### What is expected
Copy each record below exactly, please, and leave its pictures out.
[[ Source records, beginning ]]
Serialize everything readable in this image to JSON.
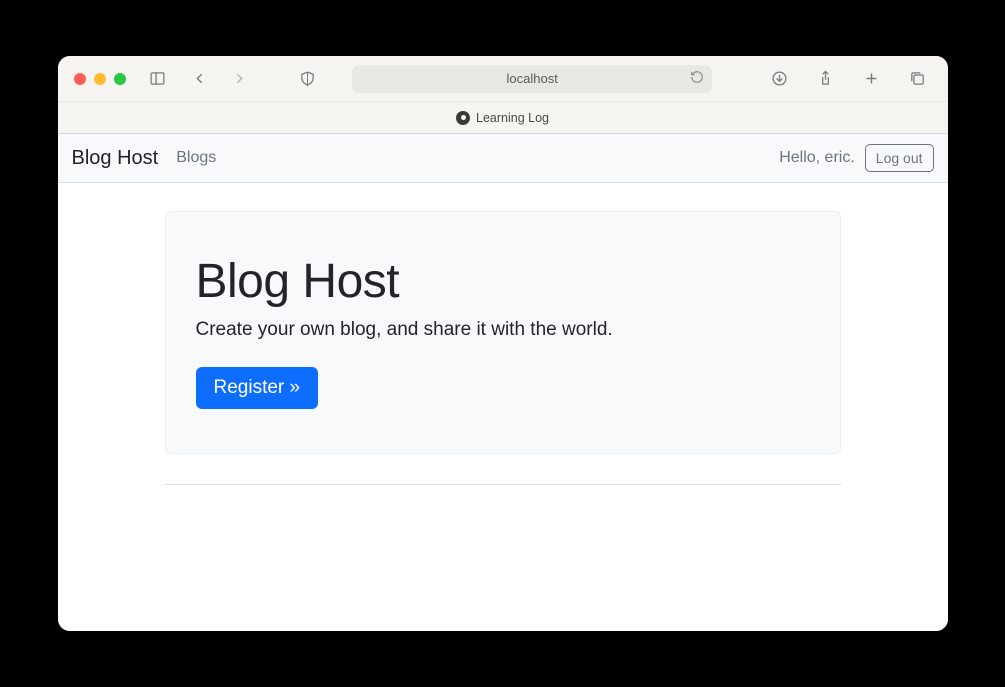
{
  "browser": {
    "address": "localhost",
    "tab_title": "Learning Log"
  },
  "navbar": {
    "brand": "Blog Host",
    "links": [
      {
        "label": "Blogs"
      }
    ],
    "greeting": "Hello, eric.",
    "logout_label": "Log out"
  },
  "hero": {
    "title": "Blog Host",
    "subtitle": "Create your own blog, and share it with the world.",
    "cta_label": "Register »"
  }
}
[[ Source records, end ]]
### Solution
Serialize everything readable in this image to JSON.
{
  "browser": {
    "address": "localhost",
    "tab_title": "Learning Log"
  },
  "navbar": {
    "brand": "Blog Host",
    "links": [
      {
        "label": "Blogs"
      }
    ],
    "greeting": "Hello, eric.",
    "logout_label": "Log out"
  },
  "hero": {
    "title": "Blog Host",
    "subtitle": "Create your own blog, and share it with the world.",
    "cta_label": "Register »"
  }
}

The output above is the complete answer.